10.3 Translator Indemnity. In this Contract, the Client agrees to indemnify the Translator (and its affiliates and their directors, officers, employees, and agents) from and against liabilities, losses, damages, and expenses (including reasonable attorneys’ fees) related to a third-party claim or proceeding arising out of a breach by the Client of its obligations under this Contract.


11.1 Assignment. This Contract applies only to the Client and the Translator. The Translator cannot assign its rights or delegate its obligations under this Contract to a third-party (other than by will or intestate), without first receiving the Client’s written permission. In contrast, the Client may assign its rights and delegate its obligations under this Contract without the Translator's permission. This is necessary in case, for example, another Client buys out the Client or if the Client decides to sell the work product that results from this Contract.

11.2 Arbitration. As the exclusive means of initiating adversarial proceedings to resolve any dispute arising under this Contract, a party may demand that the dispute be resolved by arbitration administered by the American Arbitration Association in accordance with its commercial arbitration rules.

11.3 Modification; Waiver. To change anything in this Contract, the Client and the Translator must agree to that change in writing and sign a document showing their contract. Neither party can waive its rights under this Contract or release the other party from its obligations under this Contract, unless the waiving party acknowledges it is doing so in writing and signs a document that says so.

11.4 Notices.
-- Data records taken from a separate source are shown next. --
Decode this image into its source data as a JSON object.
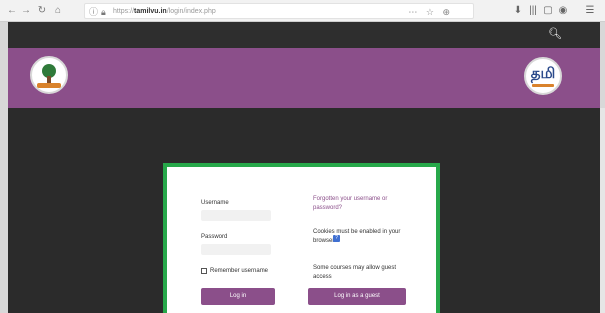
{
  "browser": {
    "nav_icons": {
      "back": "←",
      "forward": "→",
      "reload": "↻",
      "home": "⌂"
    },
    "url_prefix": "https://",
    "url_domain": "tamilvu.in",
    "url_path": "/login/index.php",
    "url_icons": "⋯ ☆ ⊕",
    "toolbar_icons": [
      "⬇",
      "|||",
      "▢",
      "◉",
      "☰"
    ]
  },
  "site": {
    "search_icon": "search-icon",
    "logo_right_text": "தமி"
  },
  "login": {
    "username_label": "Username",
    "password_label": "Password",
    "remember_label": "Remember username",
    "login_button": "Log in",
    "forgot_line1": "Forgotten your username or",
    "forgot_line2": "password?",
    "cookies_line1": "Cookies must be enabled in your",
    "cookies_line2": "browser",
    "help_icon": "?",
    "guest_line1": "Some courses may allow guest",
    "guest_line2": "access",
    "guest_button": "Log in as a guest"
  },
  "colors": {
    "brand_purple": "#8b4f8a",
    "card_border_green": "#27a84a",
    "nav_dark": "#2e2e2e",
    "body_dark": "#2b2b2b"
  }
}
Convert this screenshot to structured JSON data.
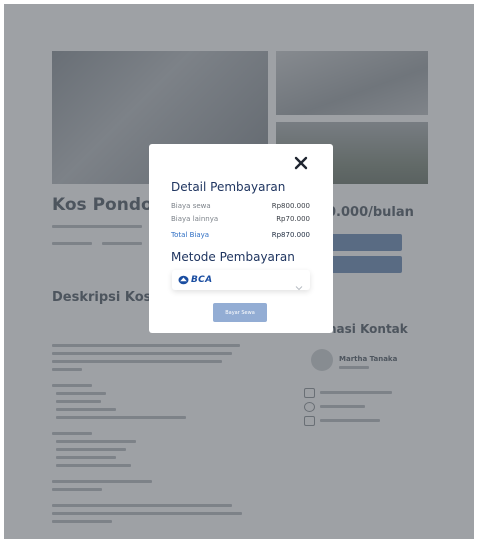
{
  "background_page": {
    "listing_title": "Kos Pondok",
    "price": "0.000/bulan",
    "description_heading": "Deskripsi Kos",
    "contact_heading": "nasi Kontak",
    "owner_name": "Martha Tanaka"
  },
  "modal": {
    "close_glyph": "✕",
    "payment_detail_title": "Detail Pembayaran",
    "rows": [
      {
        "label": "Biaya sewa",
        "value": "Rp800.000"
      },
      {
        "label": "Biaya lainnya",
        "value": "Rp70.000"
      },
      {
        "label": "Total Biaya",
        "value": "Rp870.000"
      }
    ],
    "payment_method_title": "Metode Pembayaran",
    "selected_bank": "BCA",
    "pay_button_label": "Bayar Sewa"
  },
  "colors": {
    "heading": "#1f3560",
    "accent": "#2f6fc4",
    "button": "#93add4",
    "bca_blue": "#1b4ea1"
  },
  "icons": [
    "close-icon",
    "bca-logo-icon",
    "chevron-down-icon"
  ]
}
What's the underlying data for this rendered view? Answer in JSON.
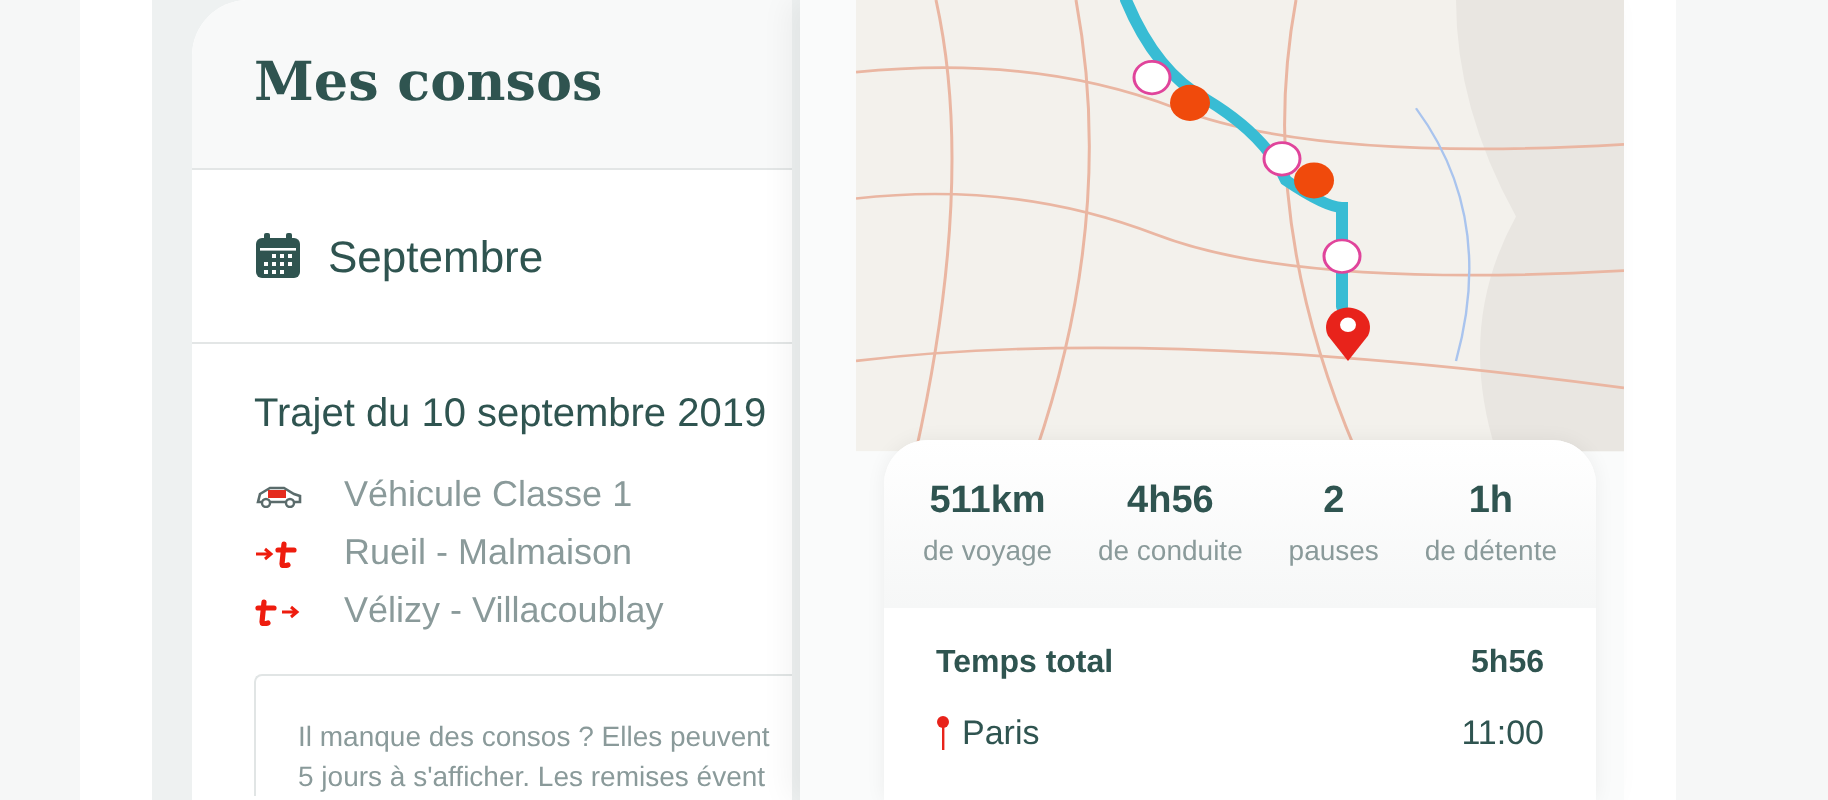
{
  "left_card": {
    "title": "Mes consos",
    "month": "Septembre",
    "trip": {
      "title": "Trajet du 10 septembre 2019",
      "details": [
        {
          "kind": "vehicle",
          "text": "Véhicule Classe 1"
        },
        {
          "kind": "entry",
          "text": "Rueil - Malmaison"
        },
        {
          "kind": "exit",
          "text": "Vélizy - Villacoublay"
        }
      ]
    },
    "notice": [
      "Il manque des consos ? Elles peuvent",
      "5 jours à s'afficher. Les remises évent"
    ]
  },
  "trip_panel": {
    "stats": [
      {
        "value": "511km",
        "label": "de voyage"
      },
      {
        "value": "4h56",
        "label": "de conduite"
      },
      {
        "value": "2",
        "label": "pauses"
      },
      {
        "value": "1h",
        "label": "de détente"
      }
    ],
    "total": {
      "label": "Temps total",
      "value": "5h56"
    },
    "stops": [
      {
        "name": "Paris",
        "time": "11:00"
      }
    ]
  }
}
(a) Over the course of this Contract, one party may need to send a notice to the other party. For the notice to be valid, it must be in writing and delivered in one of the following ways: personal delivery, email, or certified or registered mail (postage prepaid, return receipt requested). The notice must be delivered to the party’s address listed at the end of this Contract or to another address that the party has provided in writing as an appropriate address to receive notice.

(b) The timing of when a notice is received can be very important. To avoid confusion, a valid notice is considered received as follows: (i) if delivered personally, it is considered received immediately; (ii) if delivered by email, it is considered received upon acknowledgement of receipt; (iii) if delivered by registered or certified mail (postage prepaid, return receipt requested), it is considered received upon receipt as indicated by the date on the signed receipt. If a party refuses to accept notice or if notice cannot be delivered because of a change in address for which no notice was given, then it is considered received when the notice is rejected or unable to be delivered. If the notice is received after 5:00pm on a business day at the location specified in the address for that party, or on a day that is not a business day, then the notice is considered received at 9:00am on the next business day.

11.5 Severability. This section deals with what happens if a portion of the Contract is found to be unenforceable. If that’s the case, the unenforceable portion will be changed to the minimum extent necessary to make it enforceable, unless that change is not permitted by law, in which case the portion will be disregarded. If any portion of the Contract is changed or disregarded because it is unenforceable, the rest of the Contract is still enforceable.

11.6 Signatures. The Client and the Translator must sign this document using Bonsai’s e-signing system. These electronic signatures count as originals for all purposes.

11.7 Governing Law. The laws of the state of California govern the rights and obligations of the Client and the Translator under this Contract, without regard to conflict of law principles of that state.

11.8 Entire Contract. This Contract represents the parties’ final and complete understanding of this job and the subject matter discussed in this Contract. This Contract supersedes all other contracts (both written and oral) between the parties.


First Name
Last Name
Acme LLC.
First Name
Last Name
Corporation Corp.